Marcy Resnik is a divorce and litigation attorney. She practices in the areas of commercial litigation, mortgage foreclosure and family law, and serves clients in Miami, Fort Lauderdale, Boca Raton, West Palm Beach, and throughout the state of Florida. When it comes to the complex world of employment, both employees and employers face a myriad of legal issues that can be challenging to navigate. Understanding these common employment law issues is crucial for ensuring a fair and harmonious work environment. In this article, we will explore the top five most common employment law issues that arise in the workplace, shedding light on their impact and offering insights on how to handle them effectively.

Discrimination and Harassment

Discrimination and harassment continue to be significant concerns in the workplace, despite the progress made in promoting equality and diversity. Employees have the right to work in an environment free from discrimination based on race, gender, age, religion, disability, or any other protected characteristic. Similarly, they should not endure any form of harassment, including verbal, physical, or sexual.

To combat discrimination and harassment effectively, employers must establish and enforce strict anti-discrimination and anti-harassment policies. This includes providing comprehensive training for employees and management, fostering an inclusive culture, and promptly addressing any complaints or incidents that arise. By creating a safe and respectful work environment, employers can mitigate the risks associated with these issues.

Wage and Hour Disputes

Wage and hour disputes are a common employment law issue that arises when employees feel their rights to fair compensation are being violated. These disputes may involve matters such as minimum wage violations, unpaid overtime, misclassification of employees, and illegal deductions from wages.

To avoid wage and hour disputes, employers must ensure compliance with applicable labor laws and regulations. This includes accurately classifying employees as exempt or non-exempt, maintaining accurate records of hours worked, and adhering to minimum wage and overtime requirements. By doing so, employers can minimize the risk of costly legal actions and foster trust with their workforce.

Wrongful Termination

While employment in most jurisdictions is considered “at-will,” meaning employers can terminate employees for any reason as long as it’s not illegal, there are exceptions that protect employees from wrongful termination. These exceptions include termination based on discriminatory factors, retaliation for whistleblowing, or dismissal in violation of an employment contract.

To avoid wrongful termination claims, employers should clearly communicate their termination policies and reasons for dismissal. Additionally, it’s crucial to document employee performance issues, provide warnings when necessary, and conduct fair and unbiased investigations before taking any termination decisions. By following due process and treating employees fairly, employers can minimize the risk of wrongful termination claims.

Workplace Safety and Health

Maintaining a safe and healthy work environment is a legal obligation for employers. Workplace safety and health issues encompass a broad range of concerns, including physical hazards, inadequate training, failure to comply with safety regulations, and insufficient measures to prevent accidents and injuries.
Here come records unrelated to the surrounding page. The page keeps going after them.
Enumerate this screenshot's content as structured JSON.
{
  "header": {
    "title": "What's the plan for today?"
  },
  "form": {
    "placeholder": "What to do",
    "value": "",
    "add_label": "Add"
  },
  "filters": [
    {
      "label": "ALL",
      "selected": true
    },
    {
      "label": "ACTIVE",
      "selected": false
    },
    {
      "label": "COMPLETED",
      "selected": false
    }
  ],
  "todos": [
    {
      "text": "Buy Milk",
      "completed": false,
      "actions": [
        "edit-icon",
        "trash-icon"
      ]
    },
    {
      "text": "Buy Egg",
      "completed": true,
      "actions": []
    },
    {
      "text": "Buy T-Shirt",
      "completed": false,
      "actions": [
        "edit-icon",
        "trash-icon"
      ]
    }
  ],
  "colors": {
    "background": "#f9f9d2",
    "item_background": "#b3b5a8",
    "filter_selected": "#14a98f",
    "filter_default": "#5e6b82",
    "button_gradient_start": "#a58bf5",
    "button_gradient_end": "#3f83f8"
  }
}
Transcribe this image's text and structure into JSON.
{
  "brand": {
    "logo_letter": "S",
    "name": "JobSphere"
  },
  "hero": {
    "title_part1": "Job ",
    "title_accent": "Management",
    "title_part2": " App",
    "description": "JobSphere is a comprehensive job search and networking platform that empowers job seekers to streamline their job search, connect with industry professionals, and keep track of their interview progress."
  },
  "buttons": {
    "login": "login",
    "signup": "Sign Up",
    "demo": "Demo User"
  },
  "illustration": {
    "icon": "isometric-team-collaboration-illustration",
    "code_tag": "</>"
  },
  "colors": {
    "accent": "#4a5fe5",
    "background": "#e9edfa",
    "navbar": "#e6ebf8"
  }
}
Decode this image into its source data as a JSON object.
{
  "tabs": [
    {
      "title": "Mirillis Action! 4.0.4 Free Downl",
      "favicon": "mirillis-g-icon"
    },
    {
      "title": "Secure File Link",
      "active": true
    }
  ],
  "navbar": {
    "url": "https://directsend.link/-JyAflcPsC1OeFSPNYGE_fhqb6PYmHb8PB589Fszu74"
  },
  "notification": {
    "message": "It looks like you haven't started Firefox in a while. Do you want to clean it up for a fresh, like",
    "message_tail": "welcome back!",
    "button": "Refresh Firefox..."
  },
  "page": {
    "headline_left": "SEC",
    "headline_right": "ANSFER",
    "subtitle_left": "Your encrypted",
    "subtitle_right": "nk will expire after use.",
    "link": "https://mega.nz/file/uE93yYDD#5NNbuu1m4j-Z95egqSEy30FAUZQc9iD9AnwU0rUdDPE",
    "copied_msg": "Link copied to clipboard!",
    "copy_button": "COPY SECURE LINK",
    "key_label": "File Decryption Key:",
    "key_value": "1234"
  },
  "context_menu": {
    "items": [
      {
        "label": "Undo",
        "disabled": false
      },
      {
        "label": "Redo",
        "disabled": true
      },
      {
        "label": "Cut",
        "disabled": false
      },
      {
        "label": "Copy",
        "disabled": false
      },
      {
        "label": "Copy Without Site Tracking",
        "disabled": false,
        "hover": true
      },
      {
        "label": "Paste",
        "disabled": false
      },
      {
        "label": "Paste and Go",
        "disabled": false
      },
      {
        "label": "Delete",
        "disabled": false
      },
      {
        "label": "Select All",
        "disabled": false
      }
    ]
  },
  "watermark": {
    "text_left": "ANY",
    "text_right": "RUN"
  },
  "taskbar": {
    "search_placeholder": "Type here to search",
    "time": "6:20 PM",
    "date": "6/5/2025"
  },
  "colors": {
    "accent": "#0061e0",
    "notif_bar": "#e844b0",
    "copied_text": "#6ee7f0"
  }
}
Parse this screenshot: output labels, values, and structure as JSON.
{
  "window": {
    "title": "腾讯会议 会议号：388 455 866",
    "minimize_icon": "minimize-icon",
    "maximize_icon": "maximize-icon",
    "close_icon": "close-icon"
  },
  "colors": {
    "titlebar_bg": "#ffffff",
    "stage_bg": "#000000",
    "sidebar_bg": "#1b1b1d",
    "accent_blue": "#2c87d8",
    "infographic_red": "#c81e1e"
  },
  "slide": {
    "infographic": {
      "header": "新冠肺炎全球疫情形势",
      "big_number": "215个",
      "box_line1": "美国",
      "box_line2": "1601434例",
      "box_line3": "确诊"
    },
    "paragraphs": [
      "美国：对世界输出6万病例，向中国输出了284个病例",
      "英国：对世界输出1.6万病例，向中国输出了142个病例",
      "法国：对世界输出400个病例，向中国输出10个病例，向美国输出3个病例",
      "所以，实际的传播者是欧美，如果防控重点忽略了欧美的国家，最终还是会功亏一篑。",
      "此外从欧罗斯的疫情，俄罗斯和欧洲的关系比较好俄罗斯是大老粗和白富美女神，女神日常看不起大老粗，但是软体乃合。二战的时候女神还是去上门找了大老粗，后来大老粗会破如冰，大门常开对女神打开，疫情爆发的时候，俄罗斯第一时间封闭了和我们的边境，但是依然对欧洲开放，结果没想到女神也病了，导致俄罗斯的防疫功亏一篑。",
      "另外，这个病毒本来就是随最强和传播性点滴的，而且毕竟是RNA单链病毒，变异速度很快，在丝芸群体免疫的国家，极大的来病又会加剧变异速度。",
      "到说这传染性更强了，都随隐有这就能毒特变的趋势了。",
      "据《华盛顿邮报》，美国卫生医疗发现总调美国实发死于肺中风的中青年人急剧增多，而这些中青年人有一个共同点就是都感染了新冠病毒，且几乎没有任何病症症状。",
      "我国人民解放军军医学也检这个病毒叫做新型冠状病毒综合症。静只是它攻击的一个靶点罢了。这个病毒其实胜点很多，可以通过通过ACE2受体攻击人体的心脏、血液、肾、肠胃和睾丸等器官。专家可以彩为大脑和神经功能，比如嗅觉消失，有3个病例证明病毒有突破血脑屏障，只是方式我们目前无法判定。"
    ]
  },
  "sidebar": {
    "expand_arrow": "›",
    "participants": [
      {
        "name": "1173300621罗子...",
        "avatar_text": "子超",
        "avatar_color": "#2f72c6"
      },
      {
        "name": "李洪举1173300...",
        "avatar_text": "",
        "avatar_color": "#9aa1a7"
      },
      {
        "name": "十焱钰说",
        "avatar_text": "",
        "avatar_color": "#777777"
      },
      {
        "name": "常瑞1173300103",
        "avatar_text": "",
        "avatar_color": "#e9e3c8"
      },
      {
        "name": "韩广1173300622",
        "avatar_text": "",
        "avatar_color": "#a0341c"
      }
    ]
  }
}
To address workplace safety and health issues, employers must conduct regular risk assessments, provide adequate safety training, implement safety protocols, and ensure compliance with local health and safety regulations. Furthermore, employers should encourage employees to report any safety concerns promptly and take prompt action to address them. By prioritizing workplace safety, employers can protect their employees and avoid legal liabilities.

Family and Medical Leave

Family and Medical Leave Act (FMLA) violations are another common employment law issue that employers must navigate. The FMLA provides eligible employees with the right to take unpaid leave for specific family and medical reasons, such as the birth or adoption of a child, caring for a family member with a serious health condition, or the employee’s own serious health condition.

To comply with the FMLA, employers should inform employees about their rights and responsibilities under the law, maintain accurate records of leave taken, and ensure job protection for employees who avail themselves of FMLA leave. It is crucial to have clear policies and procedures in place to handle FMLA requests and to prevent any retaliation against employees who exercise their rights under the law.


Navigating the complexities of employment law is essential for both employees and employers. By understanding and addressing the top five most common employment law issues—discrimination and harassment, wage and hour disputes, wrongful termination, workplace safety and health, and family and medical leave—employers can foster a fair and compliant work environment while minimizing legal risks.

To effectively address these issues, employers should invest in comprehensive training, establish clear policies and procedures, maintain accurate records, and foster a culture of inclusion, respect, and safety. Additionally, seeking legal counsel and staying up to date with the latest developments in employment law can further support employers in mitigating risks and ensuring compliance.

By prioritizing legal compliance and treating employees fairly, employers can not only create a harmonious workplace but also safeguard their reputation and protect themselves from potentially costly legal consequences.